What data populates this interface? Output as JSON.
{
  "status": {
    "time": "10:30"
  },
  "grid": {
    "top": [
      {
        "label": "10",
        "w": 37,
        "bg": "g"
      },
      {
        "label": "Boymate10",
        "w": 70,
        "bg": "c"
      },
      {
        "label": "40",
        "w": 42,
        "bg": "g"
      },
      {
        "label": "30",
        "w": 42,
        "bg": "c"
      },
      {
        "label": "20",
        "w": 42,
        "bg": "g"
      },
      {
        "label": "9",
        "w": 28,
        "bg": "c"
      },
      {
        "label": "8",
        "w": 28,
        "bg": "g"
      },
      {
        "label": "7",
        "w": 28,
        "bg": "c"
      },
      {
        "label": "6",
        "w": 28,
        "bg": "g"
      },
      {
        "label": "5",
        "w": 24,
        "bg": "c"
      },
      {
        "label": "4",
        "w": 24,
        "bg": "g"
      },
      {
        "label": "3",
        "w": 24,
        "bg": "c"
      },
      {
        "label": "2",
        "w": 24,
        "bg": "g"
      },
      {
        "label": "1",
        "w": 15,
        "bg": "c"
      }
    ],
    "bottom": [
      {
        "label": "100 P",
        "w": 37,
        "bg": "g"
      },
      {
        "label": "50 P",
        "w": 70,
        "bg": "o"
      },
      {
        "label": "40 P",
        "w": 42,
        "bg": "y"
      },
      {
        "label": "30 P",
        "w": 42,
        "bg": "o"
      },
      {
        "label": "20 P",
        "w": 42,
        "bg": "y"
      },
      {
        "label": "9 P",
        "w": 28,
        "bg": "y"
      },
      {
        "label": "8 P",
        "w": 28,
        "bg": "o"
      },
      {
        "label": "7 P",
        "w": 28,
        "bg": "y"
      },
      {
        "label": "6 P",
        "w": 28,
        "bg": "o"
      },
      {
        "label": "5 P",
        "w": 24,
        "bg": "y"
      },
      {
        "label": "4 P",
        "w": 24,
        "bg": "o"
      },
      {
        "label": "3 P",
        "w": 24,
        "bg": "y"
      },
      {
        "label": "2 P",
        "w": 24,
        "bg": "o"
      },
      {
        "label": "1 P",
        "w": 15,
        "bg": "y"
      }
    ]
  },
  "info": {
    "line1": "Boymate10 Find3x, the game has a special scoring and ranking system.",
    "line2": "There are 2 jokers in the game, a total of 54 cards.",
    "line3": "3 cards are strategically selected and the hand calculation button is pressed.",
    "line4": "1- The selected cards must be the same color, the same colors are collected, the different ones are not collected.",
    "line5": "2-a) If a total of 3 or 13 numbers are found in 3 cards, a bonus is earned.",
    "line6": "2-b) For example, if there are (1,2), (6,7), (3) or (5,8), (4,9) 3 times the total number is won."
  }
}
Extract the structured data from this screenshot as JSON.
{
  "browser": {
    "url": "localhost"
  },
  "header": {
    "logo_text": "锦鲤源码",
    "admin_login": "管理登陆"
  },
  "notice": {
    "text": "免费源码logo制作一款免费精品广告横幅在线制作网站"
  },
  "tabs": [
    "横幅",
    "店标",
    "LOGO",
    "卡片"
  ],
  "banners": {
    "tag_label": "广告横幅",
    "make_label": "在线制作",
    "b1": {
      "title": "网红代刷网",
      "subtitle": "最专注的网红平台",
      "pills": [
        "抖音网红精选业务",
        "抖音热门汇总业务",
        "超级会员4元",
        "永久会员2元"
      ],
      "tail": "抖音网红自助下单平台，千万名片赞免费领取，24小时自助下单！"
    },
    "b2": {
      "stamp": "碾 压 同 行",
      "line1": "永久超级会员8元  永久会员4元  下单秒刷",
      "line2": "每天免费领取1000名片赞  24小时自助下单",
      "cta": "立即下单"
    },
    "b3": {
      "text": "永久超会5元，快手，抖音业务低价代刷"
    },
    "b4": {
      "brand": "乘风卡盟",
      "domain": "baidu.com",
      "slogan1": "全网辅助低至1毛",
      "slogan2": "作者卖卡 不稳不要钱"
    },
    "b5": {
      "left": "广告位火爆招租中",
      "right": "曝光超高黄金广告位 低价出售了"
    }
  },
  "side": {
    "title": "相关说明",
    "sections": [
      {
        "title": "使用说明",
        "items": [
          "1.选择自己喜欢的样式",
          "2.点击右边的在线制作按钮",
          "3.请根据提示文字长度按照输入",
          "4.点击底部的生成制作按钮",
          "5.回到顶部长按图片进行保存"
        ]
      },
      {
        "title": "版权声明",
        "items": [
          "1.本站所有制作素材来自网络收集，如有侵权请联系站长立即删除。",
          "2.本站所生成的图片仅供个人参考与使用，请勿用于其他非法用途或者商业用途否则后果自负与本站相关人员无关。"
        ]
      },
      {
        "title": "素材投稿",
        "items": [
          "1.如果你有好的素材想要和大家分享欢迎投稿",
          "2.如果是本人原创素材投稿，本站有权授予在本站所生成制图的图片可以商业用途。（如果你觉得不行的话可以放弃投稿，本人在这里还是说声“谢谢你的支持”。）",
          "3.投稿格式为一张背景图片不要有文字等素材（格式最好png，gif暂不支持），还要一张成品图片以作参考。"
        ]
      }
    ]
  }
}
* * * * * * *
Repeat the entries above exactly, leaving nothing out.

What data populates this interface? Output as JSON.
{
  "status": {
    "time": "10:30"
  },
  "grid": {
    "top": [
      {
        "label": "10",
        "w": 37,
        "bg": "g"
      },
      {
        "label": "Boymate10",
        "w": 70,
        "bg": "c"
      },
      {
        "label": "40",
        "w": 42,
        "bg": "g"
      },
      {
        "label": "30",
        "w": 42,
        "bg": "c"
      },
      {
        "label": "20",
        "w": 42,
        "bg": "g"
      },
      {
        "label": "9",
        "w": 28,
        "bg": "c"
      },
      {
        "label": "8",
        "w": 28,
        "bg": "g"
      },
      {
        "label": "7",
        "w": 28,
        "bg": "c"
      },
      {
        "label": "6",
        "w": 28,
        "bg": "g"
      },
      {
        "label": "5",
        "w": 24,
        "bg": "c"
      },
      {
        "label": "4",
        "w": 24,
        "bg": "g"
      },
      {
        "label": "3",
        "w": 24,
        "bg": "c"
      },
      {
        "label": "2",
        "w": 24,
        "bg": "g"
      },
      {
        "label": "1",
        "w": 15,
        "bg": "c"
      }
    ],
    "bottom": [
      {
        "label": "100 P",
        "w": 37,
        "bg": "g"
      },
      {
        "label": "50 P",
        "w": 70,
        "bg": "o"
      },
      {
        "label": "40 P",
        "w": 42,
        "bg": "y"
      },
      {
        "label": "30 P",
        "w": 42,
        "bg": "o"
      },
      {
        "label": "20 P",
        "w": 42,
        "bg": "y"
      },
      {
        "label": "9 P",
        "w": 28,
        "bg": "y"
      },
      {
        "label": "8 P",
        "w": 28,
        "bg": "o"
      },
      {
        "label": "7 P",
        "w": 28,
        "bg": "y"
      },
      {
        "label": "6 P",
        "w": 28,
        "bg": "o"
      },
      {
        "label": "5 P",
        "w": 24,
        "bg": "y"
      },
      {
        "label": "4 P",
        "w": 24,
        "bg": "o"
      },
      {
        "label": "3 P",
        "w": 24,
        "bg": "y"
      },
      {
        "label": "2 P",
        "w": 24,
        "bg": "o"
      },
      {
        "label": "1 P",
        "w": 15,
        "bg": "y"
      }
    ]
  },
  "info": {
    "line1": "Boymate10 Find3x, the game has a special scoring and ranking system.",
    "line2": "There are 2 jokers in the game, a total of 54 cards.",
    "line3": "3 cards are strategically selected and the hand calculation button is pressed.",
    "line4": "1- The selected cards must be the same color, the same colors are collected, the different ones are not collected.",
    "line5": "2-a) If a total of 3 or 13 numbers are found in 3 cards, a bonus is earned.",
    "line6": "2-b) For example, if there are (1,2), (6,7), (3) or (5,8), (4,9) 3 times the total number is won."
  }
}
Extract the structured data from this screenshot as JSON.
{
  "browser": {
    "url": "localhost"
  },
  "header": {
    "logo_text": "锦鲤源码",
    "admin_login": "管理登陆"
  },
  "notice": {
    "text": "免费源码logo制作一款免费精品广告横幅在线制作网站"
  },
  "tabs": [
    "横幅",
    "店标",
    "LOGO",
    "卡片"
  ],
  "banners": {
    "tag_label": "广告横幅",
    "make_label": "在线制作",
    "b1": {
      "title": "网红代刷网",
      "subtitle": "最专注的网红平台",
      "pills": [
        "抖音网红精选业务",
        "抖音热门汇总业务",
        "超级会员4元",
        "永久会员2元"
      ],
      "tail": "抖音网红自助下单平台，千万名片赞免费领取，24小时自助下单！"
    },
    "b2": {
      "stamp": "碾 压 同 行",
      "line1": "永久超级会员8元  永久会员4元  下单秒刷",
      "line2": "每天免费领取1000名片赞  24小时自助下单",
      "cta": "立即下单"
    },
    "b3": {
      "text": "永久超会5元，快手，抖音业务低价代刷"
    },
    "b4": {
      "brand": "乘风卡盟",
      "domain": "baidu.com",
      "slogan1": "全网辅助低至1毛",
      "slogan2": "作者卖卡 不稳不要钱"
    },
    "b5": {
      "left": "广告位火爆招租中",
      "right": "曝光超高黄金广告位 低价出售了"
    }
  },
  "side": {
    "title": "相关说明",
    "sections": [
      {
        "title": "使用说明",
        "items": [
          "1.选择自己喜欢的样式",
          "2.点击右边的在线制作按钮",
          "3.请根据提示文字长度按照输入",
          "4.点击底部的生成制作按钮",
          "5.回到顶部长按图片进行保存"
        ]
      },
      {
        "title": "版权声明",
        "items": [
          "1.本站所有制作素材来自网络收集，如有侵权请联系站长立即删除。",
          "2.本站所生成的图片仅供个人参考与使用，请勿用于其他非法用途或者商业用途否则后果自负与本站相关人员无关。"
        ]
      },
      {
        "title": "素材投稿",
        "items": [
          "1.如果你有好的素材想要和大家分享欢迎投稿",
          "2.如果是本人原创素材投稿，本站有权授予在本站所生成制图的图片可以商业用途。（如果你觉得不行的话可以放弃投稿，本人在这里还是说声“谢谢你的支持”。）",
          "3.投稿格式为一张背景图片不要有文字等素材（格式最好png，gif暂不支持），还要一张成品图片以作参考。"
        ]
      }
    ]
  }
}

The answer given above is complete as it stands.